Convinced of the worth of Portuguese products these pioneers hope the experience they offer will inspire their compatriots to develop ideas and invest in “a good image, good quality and good service”, “People are hungry for new experiences and that is what we wanted to bring – more than the product itself, a different experience.”

Friday, 6 September 2013

Gluten free vodka infused cherry tomatoes

Looking forward to Christmas? -I think you will be when you read this.What do you do with a glut of cherry tomatoes? Roast them,salads,jam,chutneys.Well just three words here Vodka, infused and tomatoes. Looking ahead you have the perfect base for a "Portuguese Mary" it will make you the star of the party, be it pre-Christmas or New Years day hair of the dog,and guess what,for those concerned about this issue, gluten free as well.
For those who are worried about the strength of alcohol in these little chaps not to worry. Your guests will not be getting drunk, off these at least.
The vodka gives the tomatoes a nice subtle flavour, but certainly not an overwhelming alcohol taste. If you think about it, tomatoes are made mostly of water, therefore they can’t retain much of the alcohol. Now, the rest of you who want more of a kick, blitz them in the processor with Worcester sauce, a glug of sherry or if in Portugal why not do as I do (use a glug of Madeira my dear) Tabasco and home made celery salt.
This makes a  great pressie too,
I used a lovely 250ml capacity re-cycled jar with a cork.First you prick a hole through the tomatoes using a cocktail skewer.Sterilise the glass jar in the oven. Fill it to capacity with cherry tomatoes and then fill it with vodka.Put it away and forget about it until the end 
of the year when you are desperate for a quick fix or lost for a last minute gift idea.You can make this in any volume container you require.1.5 litre tall kilner jars make stunning gifts or a whole jug of Mary.

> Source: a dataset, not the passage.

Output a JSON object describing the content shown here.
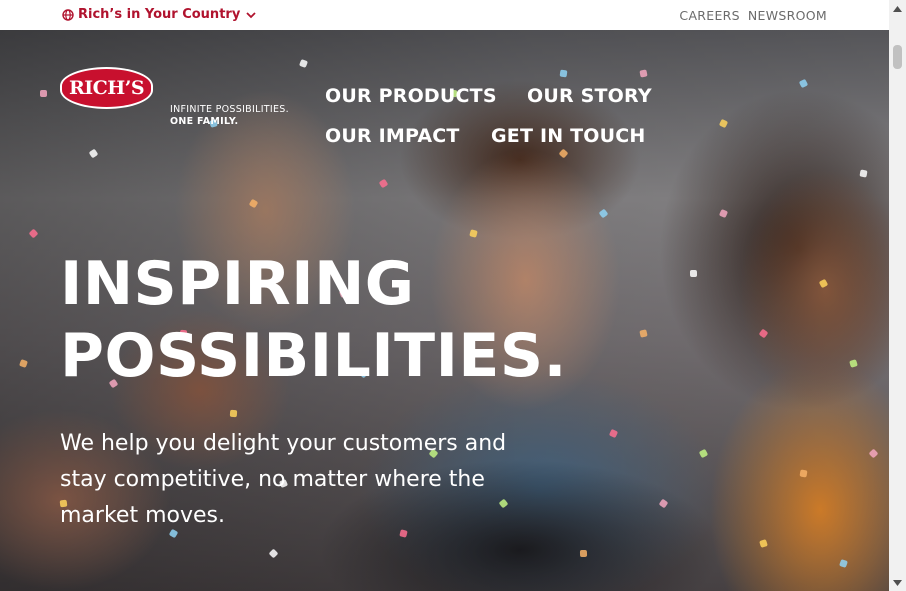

Thursday, 5 September 2013

Fig tomato and caramelised onion jam

When your garden produces a bumper crop,don´t let it go to waste. I could barely allow my addiction to figs to interfere with the preservation order that was buzzing in my ear.My task  was made even harder by the clients of one of our more recent villa catering jobs who commented on the quality of the figs."freshly picked this morning from the Casa Rosada garden" was my answer.So with an abundance of home grown succulent figs  and home grown juicy tomatoes what could a man possibly do  when there´s not much time for pittlin but turn to  Australian Womans Weekly for a recipe.Few savoury dishes won´t be improved by the addition of a spicy relish or a chutney but AWW recipes to my mind always make my meals exceptional.

Fig tomato and caramelised onion jam
 makes about 1.5 litres (6 cups)
1 tablespoon olive oil 
4 medium onions (600g)  
2 tablespoons white wine vinegar 
1/4 cup (55g) sugar 
6 large tomatoes (1.5kg),peeled and chopped 
31/2 cups (700g) dried figs,sliced
1/2 cup (125ml) lemon juice
4 cups(88og) sugar,extra

Heat oil in a large frying pan,add onion; cook,stirring for about 15 minutes or until the onion is very soft.Add vinegar and sugar.Cook,stirring  often for about 20 minutes or until the mixture is lightly browned.
meanwhile combine the tomato with the figs in a large heavy-based saucepan. Simmer uncovered for about 20 minutes or until the fruit is pulpy.
Add the onion mixture and remaining ingredients,stirring over a medium heat without bringing to the boil until the extra sugar is dissoçved.Now boil,uncovered,stirring occasionally for about 20 minutes or until the jam sets when tested on a cold saucer.Pour the hot jam intohot sterilised jars and seal immediately. 
Store in acool dark place for about 6 months.Refrigerate after opening.